GTECH in June consists of finishing sunflower plantings and lining out maintenance plans for over 20 vacant lot projects. SPARC was in full swing and a majority of my time was spent finishing renderings for installations, coordinating contractors and volunteer days along the corridor.
The SCA youth crew starts on July 5th, so there was daily schedule and curriculum discussions between all the SPARC partners to ensure a valuable experience for the crew and the Larimer and East Liberty neighborhoods.
I have taken responsibility for the URA's Green Team. This involves tracking progress of members and assisting in any way as well as organizing agendas, meetings, and other logistics.
My first month at the URA was spent on updating the Recycling program in the building as well as quantifying the amount of material recycled for the past 2 years.
My trainings this month included an SCA training on sustainable agriculture as well as a full day grant writing workshop at the Carnegie Library.
Matthew Henderson 
Matthew Henderson is continuing his focus on pushing forward with the Sustainable Business Designation Program, helping educated business owners on sustainability issues, while certifying sustainable.
The work he has accomplished thus far has incorporated participating in council meetings, and is now ready to meet business's one on one to designate them sustainable.
While continually working on the certification, Matthew has also been in the process of initiating a Sustainable Business Compact Program that will provide guidelines to bring together business that support sustainable principles.
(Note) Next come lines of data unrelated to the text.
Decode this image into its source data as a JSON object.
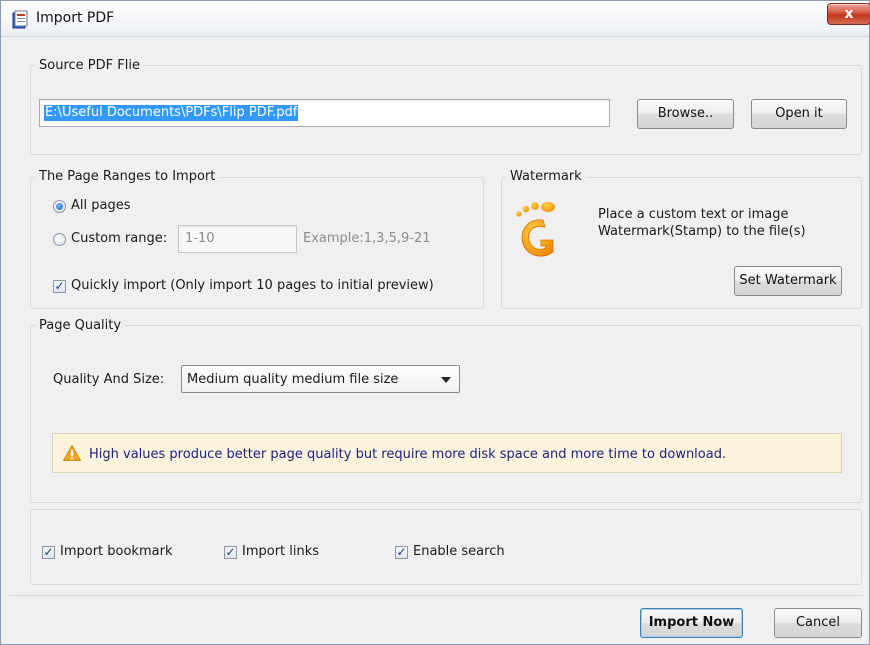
{
  "window": {
    "title": "Import PDF",
    "close_label": "x"
  },
  "source": {
    "group_label": "Source PDF Flie",
    "path_value": "E:\\Useful Documents\\PDFs\\Flip PDF.pdf",
    "browse_label": "Browse..",
    "open_label": "Open it"
  },
  "ranges": {
    "group_label": "The Page Ranges to Import",
    "all_pages_label": "All pages",
    "all_pages_selected": true,
    "custom_range_label": "Custom range:",
    "custom_range_value": "1-10",
    "example_text": "Example:1,3,5,9-21",
    "quick_import_label": "Quickly import (Only import 10 pages to  initial  preview)",
    "quick_import_checked": true
  },
  "watermark": {
    "group_label": "Watermark",
    "description_line1": "Place a custom text or image",
    "description_line2": "Watermark(Stamp) to the file(s)",
    "button_label": "Set Watermark",
    "icon": "watermark-footprint-icon"
  },
  "quality": {
    "group_label": "Page Quality",
    "label": "Quality And Size:",
    "selected": "Medium quality medium file size",
    "warning": "High values produce better page quality but require more disk space and more time to download."
  },
  "options": {
    "import_bookmark": "Import bookmark",
    "import_links": "Import links",
    "enable_search": "Enable search"
  },
  "footer": {
    "import_now": "Import Now",
    "cancel": "Cancel"
  }
}
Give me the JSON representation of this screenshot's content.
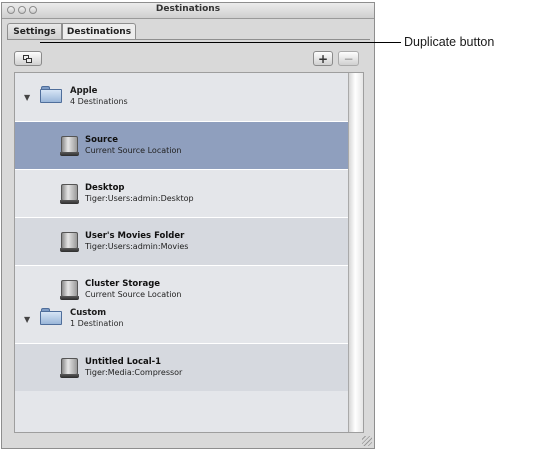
{
  "window": {
    "title": "Destinations"
  },
  "tabs": [
    {
      "label": "Settings"
    },
    {
      "label": "Destinations"
    }
  ],
  "toolbar": {
    "duplicate_icon": "duplicate-icon",
    "add_label": "+",
    "remove_label": "−"
  },
  "groups": [
    {
      "name": "Apple",
      "count": "4 Destinations",
      "destinations": [
        {
          "name": "Source",
          "path": "Current Source Location",
          "selected": true
        },
        {
          "name": "Desktop",
          "path": "Tiger:Users:admin:Desktop"
        },
        {
          "name": "User's Movies Folder",
          "path": "Tiger:Users:admin:Movies"
        },
        {
          "name": "Cluster Storage",
          "path": "Current Source Location"
        }
      ]
    },
    {
      "name": "Custom",
      "count": "1 Destination",
      "destinations": [
        {
          "name": "Untitled Local-1",
          "path": "Tiger:Media:Compressor"
        }
      ]
    }
  ],
  "callout": {
    "label": "Duplicate button"
  },
  "colors": {
    "selected_row": "#8f9fbe",
    "list_bg": "#e4e6ea",
    "alt_row": "#d6d9df"
  }
}
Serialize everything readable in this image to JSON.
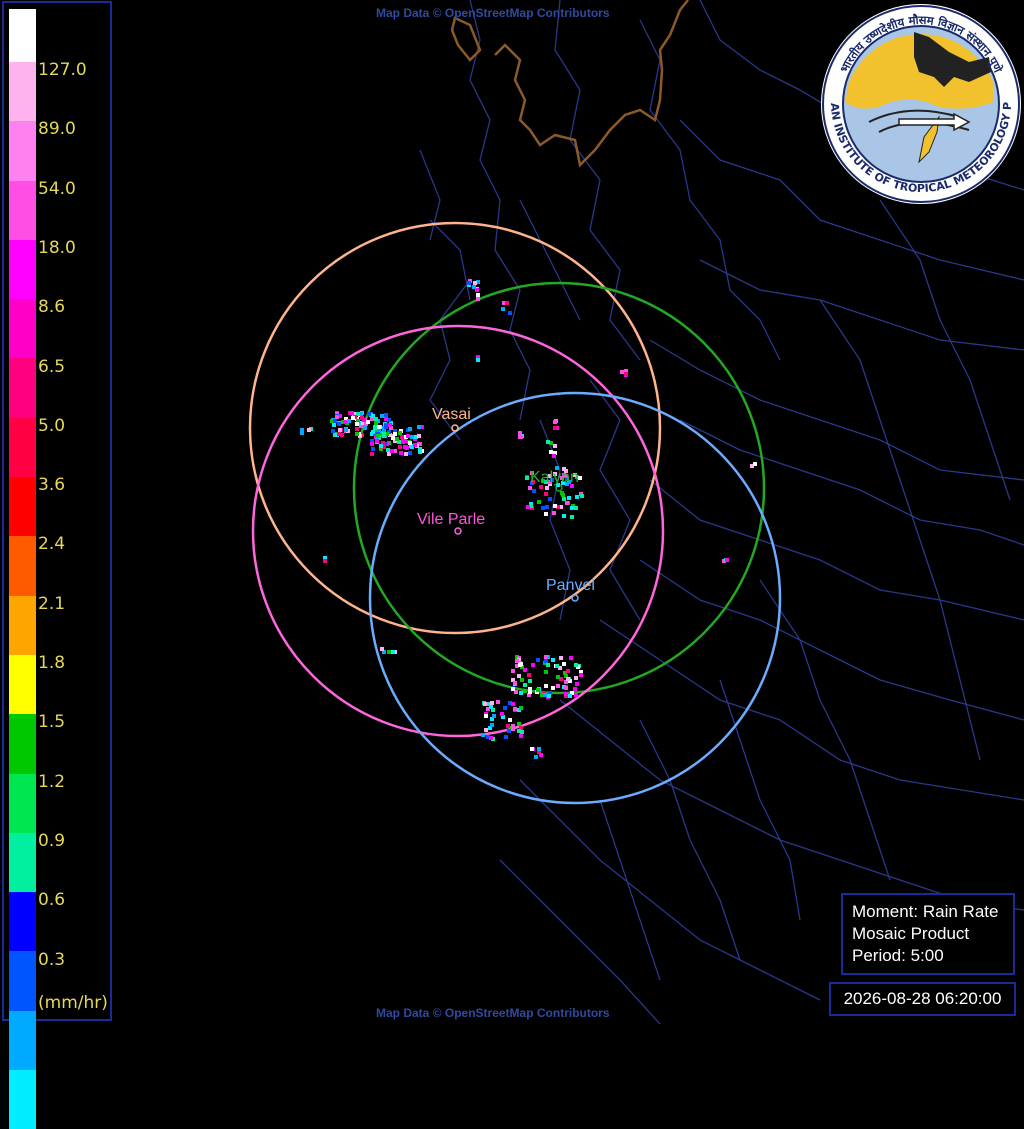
{
  "legend": {
    "unit": "(mm/hr)",
    "colors": [
      "#ffffff",
      "#ffb3ee",
      "#ff80f0",
      "#ff4de6",
      "#ff00ff",
      "#ff00c8",
      "#ff0080",
      "#ff0044",
      "#ff0000",
      "#ff5a00",
      "#ffa500",
      "#ffff00",
      "#00c800",
      "#00e650",
      "#00f0a0",
      "#0000ff",
      "#0055ff",
      "#00aaff",
      "#00eeff"
    ],
    "labels": [
      "127.0",
      "89.0",
      "54.0",
      "18.0",
      "8.6",
      "6.5",
      "5.0",
      "3.6",
      "2.4",
      "2.1",
      "1.8",
      "1.5",
      "1.2",
      "0.9",
      "0.6",
      "0.3"
    ]
  },
  "attribution_top": "Map Data © OpenStreetMap Contributors",
  "attribution_bottom": "Map Data © OpenStreetMap Contributors",
  "cities": {
    "vasai": {
      "name": "Vasai",
      "color": "#ffb48c"
    },
    "kalyan": {
      "name": "Kalyan",
      "color": "#22b822"
    },
    "vile_parle": {
      "name": "Vile Parle",
      "color": "#ff55dd"
    },
    "panvel": {
      "name": "Panvel",
      "color": "#6aacff"
    }
  },
  "info": {
    "moment": "Moment: Rain Rate",
    "product": "Mosaic Product",
    "period": "Period: 5:00"
  },
  "timestamp": "2026-08-28 06:20:00",
  "logo": {
    "text_top": "भारतीय उष्णदेशीय मौसम विज्ञान संस्थान पुणे",
    "text_bottom": "INDIAN INSTITUTE OF TROPICAL METEOROLOGY PUNE"
  }
}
He is excited to be part of a movement that has numerous social and environmental issues incorporated into such a powerful force of movement towards creating a more livable Pittsburgh.
The Black and Gold City Goes Green is starting on some brand new projects this summer that will be engaging some new audiences. A college blitz and a business blitz are on the table and would mean a step towards some new groups around the city. The focus of this month’s outreach is the blitz model, which could mean more neighborhood blitzes in the future.
This summer, we’re also planning to host mini screenings of Carbon Nation at Community Partner locations. Pairing these screenings with a competition to kill energy vampires, we hope to spark more involvement with our Community Partners and their constituents.
Outside of the campaign, our service group sent a request for proposals to community groups around the city, I’ve been almost living at Free Ride (bike co-op), and I’ve been becoming more involved in community gardens around the city.
With the Wood Smoke grant requirements taken care of, we are now focusing our attention on the Diesel/Idling grant and campaign, which will entail a webinar in a couple months, as well as materials circulation at tabling events.
We have also shifted towards expanding the Athletes United for Healthy Air (AU) campaign. The AU campaign will involve a number of components: identifying relevant speakers for the fall fundraiser and getting their confirmation of attendance, identifying club and varsity sports teams that can be educated about the campaign and incorporate the ideals into their practice routine, developing educational tools and emails for members to stay informed and connected, and site visits to a variety of sports communities to encourage further engagement. There will also be another AU video coming out and hopefully silk-screened shirts as well.